carboxamide) in or on the following commodities. The tolerances will 
expire and are revoked on the dates specified in the following table.

----------------------------------------------------------------------------------------------------------------
                     Commodity                          Parts per million         Expiration/revocation date
----------------------------------------------------------------------------------------------------------------
Animal feed, nongrass, group 18....................                     0.20                             4/25/10
Cowpea, forage.....................................                     0.20                             4/25/10
Cowpea, hay........................................                     0.20                             4/25/10
Field pea, hay.....................................                     0.20                             4/25/10
Field pea, vine....................................                     0.20                             4/25/10
Grain, cereal, forage, fodder and straw, group 16..                     0.20                             4/25/10
Grass, forage, fodder and hay, group 17............                     0.20                             4/25/10
Leek...............................................                     0.20                             4/25/10
Okra...............................................                     0.70                             4/25/10
Onion, green.......................................                     0.20                             4/25/10

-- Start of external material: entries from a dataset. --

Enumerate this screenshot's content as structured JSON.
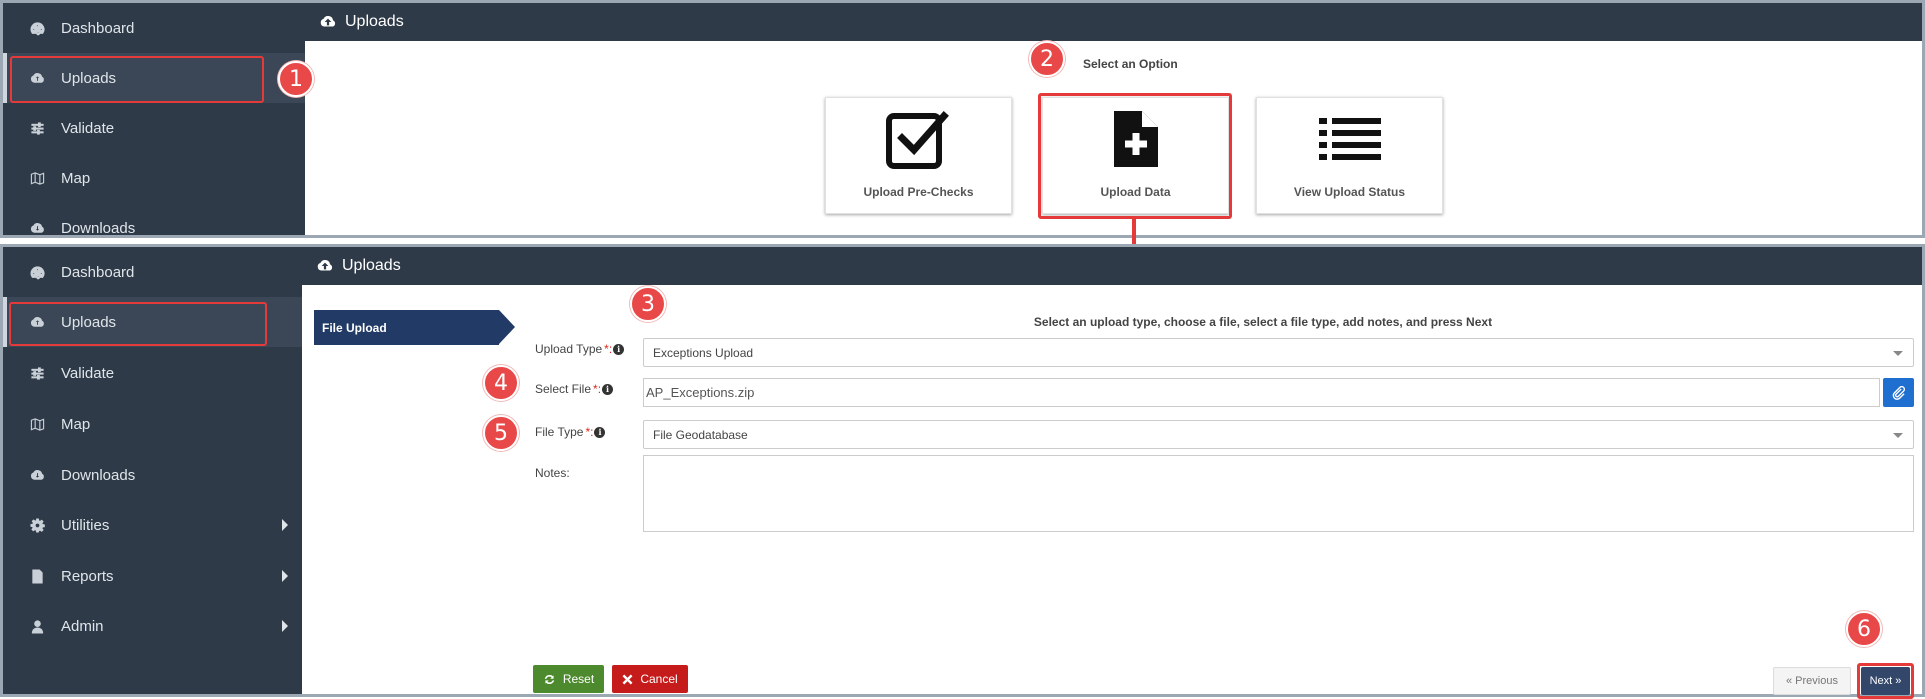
{
  "top_panel": {
    "sidebar": [
      {
        "label": "Dashboard",
        "icon": "dashboard-icon"
      },
      {
        "label": "Uploads",
        "icon": "cloud-upload-icon"
      },
      {
        "label": "Validate",
        "icon": "sliders-icon"
      },
      {
        "label": "Map",
        "icon": "map-icon"
      },
      {
        "label": "Downloads",
        "icon": "cloud-download-icon"
      }
    ],
    "header_title": "Uploads",
    "select_option_title": "Select an Option",
    "options": [
      {
        "label": "Upload Pre-Checks",
        "icon": "checkbox-icon"
      },
      {
        "label": "Upload Data",
        "icon": "file-plus-icon"
      },
      {
        "label": "View Upload Status",
        "icon": "list-icon"
      }
    ]
  },
  "bottom_panel": {
    "sidebar": [
      {
        "label": "Dashboard",
        "icon": "dashboard-icon"
      },
      {
        "label": "Uploads",
        "icon": "cloud-upload-icon"
      },
      {
        "label": "Validate",
        "icon": "sliders-icon"
      },
      {
        "label": "Map",
        "icon": "map-icon"
      },
      {
        "label": "Downloads",
        "icon": "cloud-download-icon"
      },
      {
        "label": "Utilities",
        "icon": "gear-icon"
      },
      {
        "label": "Reports",
        "icon": "file-icon"
      },
      {
        "label": "Admin",
        "icon": "user-icon"
      }
    ],
    "header_title": "Uploads",
    "wizard_step": "File Upload",
    "instructions": "Select an upload type, choose a file, select a file type, add notes, and press Next",
    "form": {
      "upload_type_label": "Upload Type",
      "upload_type_value": "Exceptions Upload",
      "select_file_label": "Select File",
      "select_file_value": "AP_Exceptions.zip",
      "file_type_label": "File Type",
      "file_type_value": "File Geodatabase",
      "notes_label": "Notes:",
      "required_mark": "*:",
      "info_mark": "i"
    },
    "buttons": {
      "reset": "Reset",
      "cancel": "Cancel",
      "previous": "« Previous",
      "next": "Next »"
    }
  },
  "callouts": [
    "1",
    "2",
    "3",
    "4",
    "5",
    "6"
  ],
  "colors": {
    "sidebar_bg": "#2e3a48",
    "highlight": "#e53a3a",
    "wizard_step_bg": "#223a66",
    "reset_green": "#4d8a2d",
    "cancel_red": "#c61b1b",
    "next_navy": "#33476b",
    "attach_blue": "#1f6fd1"
  }
}
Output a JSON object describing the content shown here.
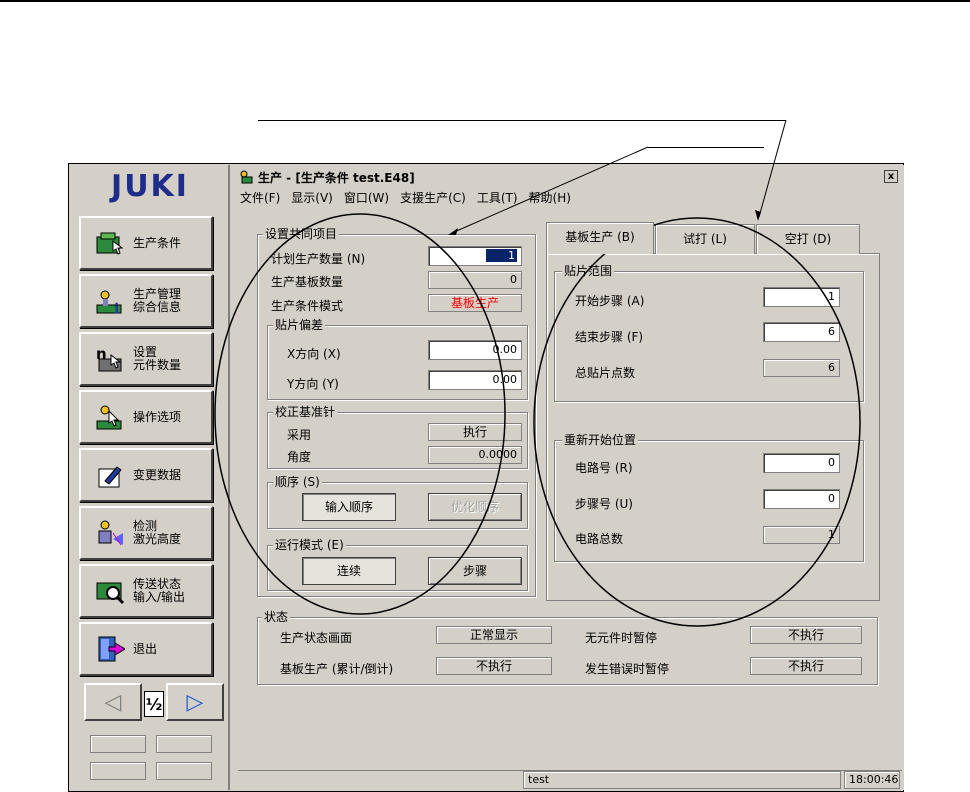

[[Page 57046]]

 
Onion, Welsh.......................................                     0.20                             4/25/10
Peanut, hay........................................                     0.20                             4/25/10
Shallot............................................                     0.20                             4/25/10
Soybean, forage....................................                     0.20                             4/25/10
Soybean, hay.......................................                     0.20                             4/25/10
Strawberry.........................................                     1.20                             4/25/10
Sugarcane..........................................                     0.20                             4/25/10
Vegetable, leaves of root and tuber, group 2.......                     0.20                             4/25/10
----------------------------------------------------------------------------------------------------------------

[FR Doc. E8-22946 Filed 9-30-08; 8:45 am]
BILLING CODE 6560-50-S